**What this task involves**
Reprint the whole of the data exactly.

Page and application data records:
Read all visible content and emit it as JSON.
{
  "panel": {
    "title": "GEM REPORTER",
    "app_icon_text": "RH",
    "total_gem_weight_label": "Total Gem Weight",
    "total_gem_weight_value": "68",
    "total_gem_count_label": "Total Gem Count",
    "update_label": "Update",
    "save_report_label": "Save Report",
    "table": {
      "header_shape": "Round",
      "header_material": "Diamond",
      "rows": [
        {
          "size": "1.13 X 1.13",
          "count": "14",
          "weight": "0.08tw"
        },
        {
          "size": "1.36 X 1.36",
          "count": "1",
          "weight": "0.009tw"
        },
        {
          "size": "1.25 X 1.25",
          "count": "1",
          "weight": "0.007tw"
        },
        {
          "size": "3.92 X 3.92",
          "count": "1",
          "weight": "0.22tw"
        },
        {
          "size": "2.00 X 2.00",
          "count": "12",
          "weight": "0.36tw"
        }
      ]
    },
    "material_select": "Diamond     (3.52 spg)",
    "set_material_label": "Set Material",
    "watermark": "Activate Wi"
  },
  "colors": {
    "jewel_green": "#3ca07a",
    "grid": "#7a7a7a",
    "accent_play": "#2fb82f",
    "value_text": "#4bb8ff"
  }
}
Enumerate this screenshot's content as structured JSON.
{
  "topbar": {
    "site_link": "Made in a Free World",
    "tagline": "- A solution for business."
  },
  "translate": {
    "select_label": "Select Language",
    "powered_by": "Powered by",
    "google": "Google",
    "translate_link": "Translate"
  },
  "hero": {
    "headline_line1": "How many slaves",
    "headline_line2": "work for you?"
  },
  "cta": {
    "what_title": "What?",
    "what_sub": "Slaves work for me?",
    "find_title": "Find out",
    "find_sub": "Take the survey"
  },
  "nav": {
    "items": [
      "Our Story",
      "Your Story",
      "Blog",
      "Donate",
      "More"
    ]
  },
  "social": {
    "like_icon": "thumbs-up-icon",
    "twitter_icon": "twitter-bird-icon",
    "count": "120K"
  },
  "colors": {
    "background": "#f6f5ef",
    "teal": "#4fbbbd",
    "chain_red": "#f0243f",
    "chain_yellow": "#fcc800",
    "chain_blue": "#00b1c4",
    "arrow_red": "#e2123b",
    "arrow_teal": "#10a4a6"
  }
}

**Reply**
Read all visible content and emit it as JSON.
{
  "panel": {
    "title": "GEM REPORTER",
    "app_icon_text": "RH",
    "total_gem_weight_label": "Total Gem Weight",
    "total_gem_weight_value": "68",
    "total_gem_count_label": "Total Gem Count",
    "update_label": "Update",
    "save_report_label": "Save Report",
    "table": {
      "header_shape": "Round",
      "header_material": "Diamond",
      "rows": [
        {
          "size": "1.13 X 1.13",
          "count": "14",
          "weight": "0.08tw"
        },
        {
          "size": "1.36 X 1.36",
          "count": "1",
          "weight": "0.009tw"
        },
        {
          "size": "1.25 X 1.25",
          "count": "1",
          "weight": "0.007tw"
        },
        {
          "size": "3.92 X 3.92",
          "count": "1",
          "weight": "0.22tw"
        },
        {
          "size": "2.00 X 2.00",
          "count": "12",
          "weight": "0.36tw"
        }
      ]
    },
    "material_select": "Diamond     (3.52 spg)",
    "set_material_label": "Set Material",
    "watermark": "Activate Wi"
  },
  "colors": {
    "jewel_green": "#3ca07a",
    "grid": "#7a7a7a",
    "accent_play": "#2fb82f",
    "value_text": "#4bb8ff"
  }
}
Enumerate this screenshot's content as structured JSON.
{
  "topbar": {
    "site_link": "Made in a Free World",
    "tagline": "- A solution for business."
  },
  "translate": {
    "select_label": "Select Language",
    "powered_by": "Powered by",
    "google": "Google",
    "translate_link": "Translate"
  },
  "hero": {
    "headline_line1": "How many slaves",
    "headline_line2": "work for you?"
  },
  "cta": {
    "what_title": "What?",
    "what_sub": "Slaves work for me?",
    "find_title": "Find out",
    "find_sub": "Take the survey"
  },
  "nav": {
    "items": [
      "Our Story",
      "Your Story",
      "Blog",
      "Donate",
      "More"
    ]
  },
  "social": {
    "like_icon": "thumbs-up-icon",
    "twitter_icon": "twitter-bird-icon",
    "count": "120K"
  },
  "colors": {
    "background": "#f6f5ef",
    "teal": "#4fbbbd",
    "chain_red": "#f0243f",
    "chain_yellow": "#fcc800",
    "chain_blue": "#00b1c4",
    "arrow_red": "#e2123b",
    "arrow_teal": "#10a4a6"
  }
}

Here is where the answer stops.